==== Data extracts ====

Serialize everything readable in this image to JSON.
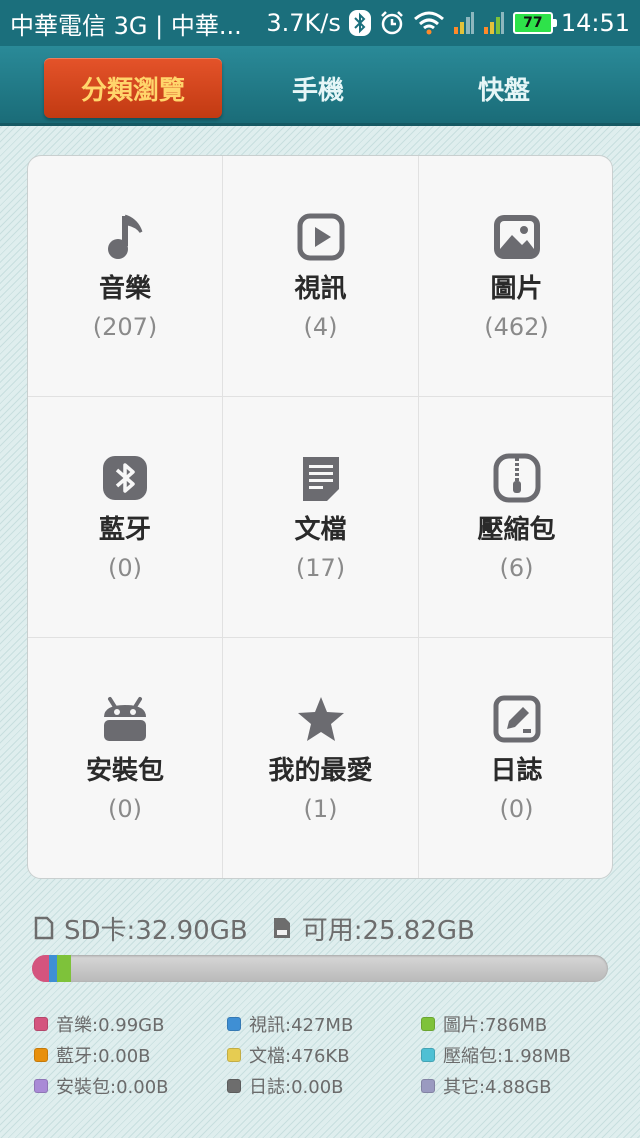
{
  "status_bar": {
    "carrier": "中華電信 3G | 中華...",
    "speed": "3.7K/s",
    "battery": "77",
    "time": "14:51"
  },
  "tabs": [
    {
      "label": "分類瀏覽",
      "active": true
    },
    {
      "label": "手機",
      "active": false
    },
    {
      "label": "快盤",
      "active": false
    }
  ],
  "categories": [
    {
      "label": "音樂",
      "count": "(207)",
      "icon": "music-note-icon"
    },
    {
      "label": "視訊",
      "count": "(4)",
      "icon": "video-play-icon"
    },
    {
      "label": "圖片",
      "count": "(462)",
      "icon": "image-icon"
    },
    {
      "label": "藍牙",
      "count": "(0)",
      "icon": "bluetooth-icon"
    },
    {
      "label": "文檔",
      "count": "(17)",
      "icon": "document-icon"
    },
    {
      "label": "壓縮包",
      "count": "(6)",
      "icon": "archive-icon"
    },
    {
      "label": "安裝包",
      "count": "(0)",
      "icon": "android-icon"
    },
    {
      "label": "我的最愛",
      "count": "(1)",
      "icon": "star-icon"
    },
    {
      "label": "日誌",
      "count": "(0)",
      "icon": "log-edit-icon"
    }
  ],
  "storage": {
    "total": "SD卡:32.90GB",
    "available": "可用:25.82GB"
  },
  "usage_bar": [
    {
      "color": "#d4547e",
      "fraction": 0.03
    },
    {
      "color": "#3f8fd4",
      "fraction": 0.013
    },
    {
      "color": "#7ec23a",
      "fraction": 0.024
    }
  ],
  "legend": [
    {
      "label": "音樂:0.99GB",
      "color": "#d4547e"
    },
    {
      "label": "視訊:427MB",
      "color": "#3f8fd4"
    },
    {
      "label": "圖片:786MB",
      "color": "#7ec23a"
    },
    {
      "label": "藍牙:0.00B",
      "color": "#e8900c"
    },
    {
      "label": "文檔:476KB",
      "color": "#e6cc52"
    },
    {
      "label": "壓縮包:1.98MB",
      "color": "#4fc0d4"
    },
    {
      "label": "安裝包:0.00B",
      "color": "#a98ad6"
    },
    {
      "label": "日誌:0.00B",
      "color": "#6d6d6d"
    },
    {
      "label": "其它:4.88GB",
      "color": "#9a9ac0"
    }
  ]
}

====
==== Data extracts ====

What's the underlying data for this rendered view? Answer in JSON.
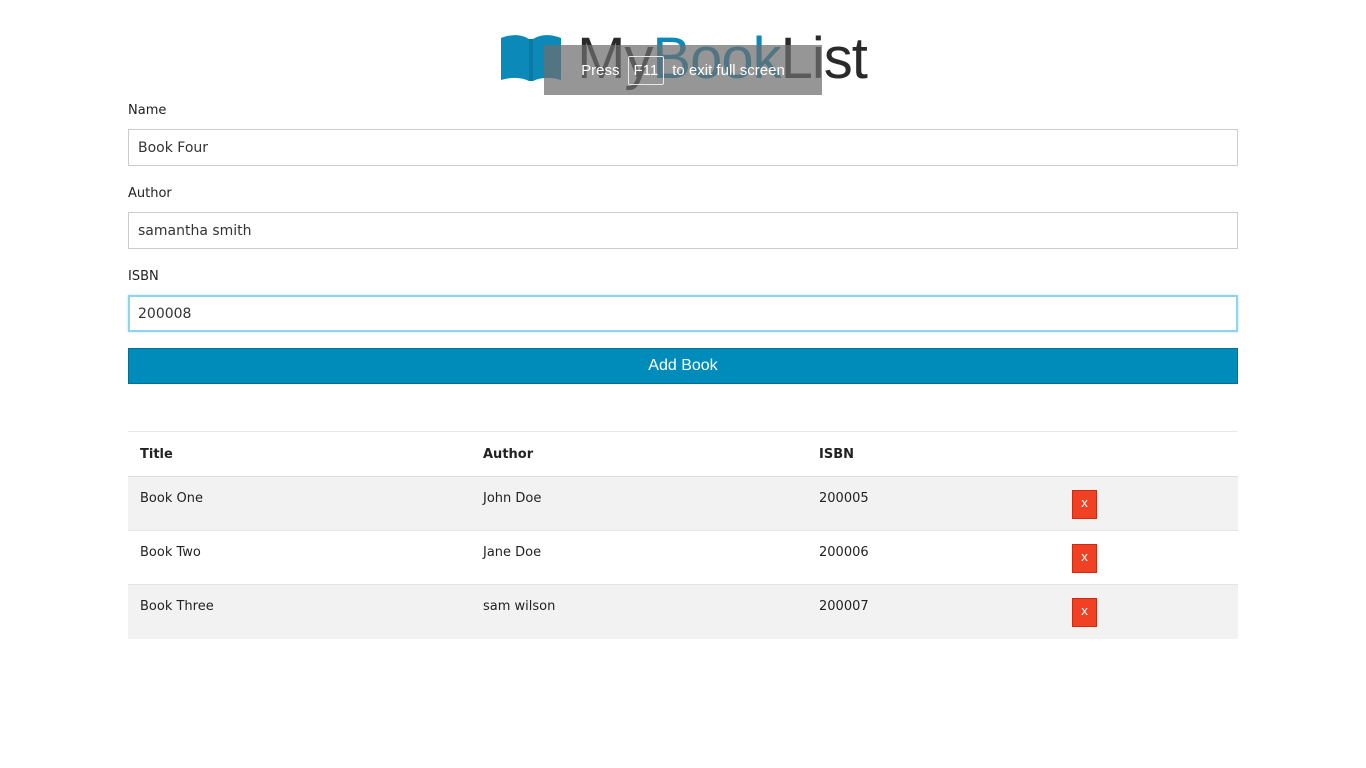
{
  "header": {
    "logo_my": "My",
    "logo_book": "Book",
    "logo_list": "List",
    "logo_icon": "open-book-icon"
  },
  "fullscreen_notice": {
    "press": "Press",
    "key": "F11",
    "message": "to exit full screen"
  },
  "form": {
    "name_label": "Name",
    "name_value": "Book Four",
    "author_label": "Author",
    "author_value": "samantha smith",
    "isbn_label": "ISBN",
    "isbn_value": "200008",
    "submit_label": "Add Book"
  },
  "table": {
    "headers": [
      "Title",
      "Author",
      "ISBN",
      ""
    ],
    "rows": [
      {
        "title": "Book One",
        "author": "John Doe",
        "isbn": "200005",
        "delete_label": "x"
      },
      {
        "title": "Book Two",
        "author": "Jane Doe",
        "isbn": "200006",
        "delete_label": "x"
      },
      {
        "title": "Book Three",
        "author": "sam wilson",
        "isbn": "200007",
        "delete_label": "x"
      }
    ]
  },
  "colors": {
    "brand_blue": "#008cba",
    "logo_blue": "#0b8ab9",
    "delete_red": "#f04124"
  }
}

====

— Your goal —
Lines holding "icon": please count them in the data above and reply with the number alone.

— Written solution —
10